Power BI empowers employees
Power BI currently has two versions: Power BI Desktop and the Power BI service. Power BI Desktop is free, so anyone in the organisation can download it and start using it immediately. Whereas Power BI service requires a pro-license.
In data-driven cultures, decisions are made based on evidence and facts, rather than personal feelings or gut instinct. By putting business intelligence assets into the hands of everyone, Power BI helps make data-driven decisions egalitarian; giving everyone the ability to analyse and back-up their findings with reports and rich visualisations – all of which can be published and shared as dashboards with anyone.
Power BI is secure
Power BI has robust encryption for both data at rest and data in transit, enabling users to protect sensitive information and meet various cyber security and compliance standards.
According to Microsoft, ‘Power BI was built to provide industry-leading complete and hermetic protection for data. The product has earned the highest security classifications available in the industry, and today many national security agencies, financial institutions, and health care providers entrust it with their most sensitive information.’
Furthermore, Power BI’s sensitivity labels feature makes it easy for administrators to alert users and consumers as to what data or information in particular is sensitive and therefore should be handled differently, according to data protection or company regulations.

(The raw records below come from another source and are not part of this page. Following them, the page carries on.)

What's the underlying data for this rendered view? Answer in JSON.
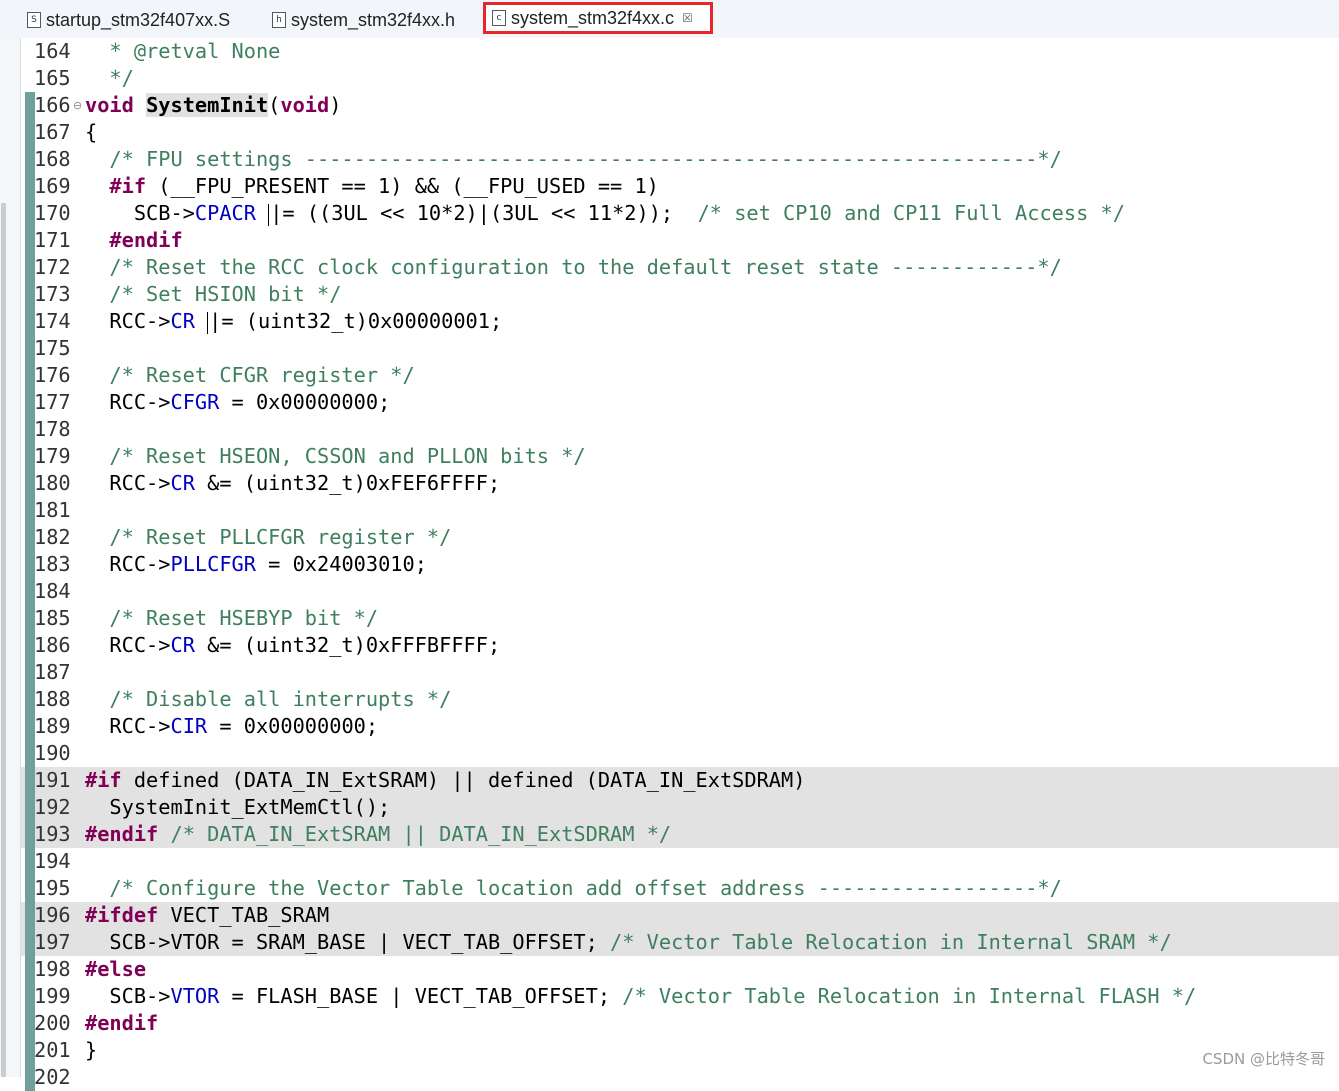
{
  "tabs": [
    {
      "label": "startup_stm32f407xx.S",
      "icon": "S"
    },
    {
      "label": "system_stm32f4xx.h",
      "icon": "h"
    },
    {
      "label": "system_stm32f4xx.c",
      "icon": "c",
      "close": "☒"
    }
  ],
  "watermark": "CSDN @比特冬哥",
  "editor": {
    "lines": [
      {
        "num": "164",
        "segs": [
          [
            "c",
            "  * @retval None"
          ]
        ]
      },
      {
        "num": "165",
        "segs": [
          [
            "c",
            "  */"
          ]
        ]
      },
      {
        "num": "166",
        "fold": true,
        "bar": true,
        "segs": [
          [
            "k",
            "void"
          ],
          [
            "p",
            " "
          ],
          [
            "nm",
            "SystemInit"
          ],
          [
            "p",
            "("
          ],
          [
            "k",
            "void"
          ],
          [
            "p",
            ")"
          ]
        ]
      },
      {
        "num": "167",
        "bar": true,
        "segs": [
          [
            "p",
            "{"
          ]
        ]
      },
      {
        "num": "168",
        "bar": true,
        "segs": [
          [
            "p",
            "  "
          ],
          [
            "c",
            "/* FPU settings ------------------------------------------------------------*/"
          ]
        ]
      },
      {
        "num": "169",
        "bar": true,
        "segs": [
          [
            "p",
            "  "
          ],
          [
            "k",
            "#if"
          ],
          [
            "p",
            " (__FPU_PRESENT == 1) && (__FPU_USED == 1)"
          ]
        ]
      },
      {
        "num": "170",
        "bar": true,
        "segs": [
          [
            "p",
            "    SCB->"
          ],
          [
            "f",
            "CPACR"
          ],
          [
            "p",
            " "
          ],
          [
            "cur",
            ""
          ],
          [
            "p",
            "|= ((3UL << 10*2)|(3UL << 11*2));  "
          ],
          [
            "c",
            "/* set CP10 and CP11 Full Access */"
          ]
        ]
      },
      {
        "num": "171",
        "bar": true,
        "segs": [
          [
            "p",
            "  "
          ],
          [
            "k",
            "#endif"
          ]
        ]
      },
      {
        "num": "172",
        "bar": true,
        "segs": [
          [
            "p",
            "  "
          ],
          [
            "c",
            "/* Reset the RCC clock configuration to the default reset state ------------*/"
          ]
        ]
      },
      {
        "num": "173",
        "bar": true,
        "segs": [
          [
            "p",
            "  "
          ],
          [
            "c",
            "/* Set HSION bit */"
          ]
        ]
      },
      {
        "num": "174",
        "bar": true,
        "segs": [
          [
            "p",
            "  RCC->"
          ],
          [
            "f",
            "CR"
          ],
          [
            "p",
            " "
          ],
          [
            "cur",
            ""
          ],
          [
            "p",
            "|= (uint32_t)0x00000001;"
          ]
        ]
      },
      {
        "num": "175",
        "bar": true,
        "segs": []
      },
      {
        "num": "176",
        "bar": true,
        "segs": [
          [
            "p",
            "  "
          ],
          [
            "c",
            "/* Reset CFGR register */"
          ]
        ]
      },
      {
        "num": "177",
        "bar": true,
        "segs": [
          [
            "p",
            "  RCC->"
          ],
          [
            "f",
            "CFGR"
          ],
          [
            "p",
            " = 0x00000000;"
          ]
        ]
      },
      {
        "num": "178",
        "bar": true,
        "segs": []
      },
      {
        "num": "179",
        "bar": true,
        "segs": [
          [
            "p",
            "  "
          ],
          [
            "c",
            "/* Reset HSEON, CSSON and PLLON bits */"
          ]
        ]
      },
      {
        "num": "180",
        "bar": true,
        "segs": [
          [
            "p",
            "  RCC->"
          ],
          [
            "f",
            "CR"
          ],
          [
            "p",
            " &= (uint32_t)0xFEF6FFFF;"
          ]
        ]
      },
      {
        "num": "181",
        "bar": true,
        "segs": []
      },
      {
        "num": "182",
        "bar": true,
        "segs": [
          [
            "p",
            "  "
          ],
          [
            "c",
            "/* Reset PLLCFGR register */"
          ]
        ]
      },
      {
        "num": "183",
        "bar": true,
        "segs": [
          [
            "p",
            "  RCC->"
          ],
          [
            "f",
            "PLLCFGR"
          ],
          [
            "p",
            " = 0x24003010;"
          ]
        ]
      },
      {
        "num": "184",
        "bar": true,
        "segs": []
      },
      {
        "num": "185",
        "bar": true,
        "segs": [
          [
            "p",
            "  "
          ],
          [
            "c",
            "/* Reset HSEBYP bit */"
          ]
        ]
      },
      {
        "num": "186",
        "bar": true,
        "segs": [
          [
            "p",
            "  RCC->"
          ],
          [
            "f",
            "CR"
          ],
          [
            "p",
            " &= (uint32_t)0xFFFBFFFF;"
          ]
        ]
      },
      {
        "num": "187",
        "bar": true,
        "segs": []
      },
      {
        "num": "188",
        "bar": true,
        "segs": [
          [
            "p",
            "  "
          ],
          [
            "c",
            "/* Disable all interrupts */"
          ]
        ]
      },
      {
        "num": "189",
        "bar": true,
        "segs": [
          [
            "p",
            "  RCC->"
          ],
          [
            "f",
            "CIR"
          ],
          [
            "p",
            " = 0x00000000;"
          ]
        ]
      },
      {
        "num": "190",
        "bar": true,
        "segs": []
      },
      {
        "num": "191",
        "bar": true,
        "hl": true,
        "segs": [
          [
            "k",
            "#if"
          ],
          [
            "p",
            " defined (DATA_IN_ExtSRAM) || defined (DATA_IN_ExtSDRAM)"
          ]
        ]
      },
      {
        "num": "192",
        "bar": true,
        "hl": true,
        "segs": [
          [
            "p",
            "  SystemInit_ExtMemCtl();"
          ]
        ]
      },
      {
        "num": "193",
        "bar": true,
        "hl": true,
        "segs": [
          [
            "k",
            "#endif"
          ],
          [
            "p",
            " "
          ],
          [
            "c",
            "/* DATA_IN_ExtSRAM || DATA_IN_ExtSDRAM */"
          ]
        ]
      },
      {
        "num": "194",
        "bar": true,
        "segs": []
      },
      {
        "num": "195",
        "bar": true,
        "segs": [
          [
            "p",
            "  "
          ],
          [
            "c",
            "/* Configure the Vector Table location add offset address ------------------*/"
          ]
        ]
      },
      {
        "num": "196",
        "bar": true,
        "hl": true,
        "segs": [
          [
            "k",
            "#ifdef"
          ],
          [
            "p",
            " VECT_TAB_SRAM"
          ]
        ]
      },
      {
        "num": "197",
        "bar": true,
        "hl": true,
        "segs": [
          [
            "p",
            "  SCB->VTOR = SRAM_BASE | VECT_TAB_OFFSET; "
          ],
          [
            "c",
            "/* Vector Table Relocation in Internal SRAM */"
          ]
        ]
      },
      {
        "num": "198",
        "bar": true,
        "segs": [
          [
            "k",
            "#else"
          ]
        ]
      },
      {
        "num": "199",
        "bar": true,
        "segs": [
          [
            "p",
            "  SCB->"
          ],
          [
            "f",
            "VTOR"
          ],
          [
            "p",
            " = FLASH_BASE | VECT_TAB_OFFSET; "
          ],
          [
            "c",
            "/* Vector Table Relocation in Internal FLASH */"
          ]
        ]
      },
      {
        "num": "200",
        "bar": true,
        "segs": [
          [
            "k",
            "#endif"
          ]
        ]
      },
      {
        "num": "201",
        "bar": true,
        "segs": [
          [
            "p",
            "}"
          ]
        ]
      },
      {
        "num": "202",
        "bar": true,
        "segs": []
      }
    ]
  }
}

Power BI has great functionality
There’s no use having data at your fingertips unless it can provide useful business insights and share narratives that help decision-makers make better, evidence-based decisions. Thankfully, this is exactly where Power BI comes into its own.
It’s easy for users to connect their data to Power BI quickly and choose from a variety of pre-templated visualisations to both gain and share insights. Furthermore, these visualisations are interactive, so users can filter reports in seconds – say, to test certain suggestions or questions in a live meeting, and to, overall, gain a more rounded, holistic view of what their data is telling them.
Callum Gillespie is Head of Infrastructure Operations at Littlefish,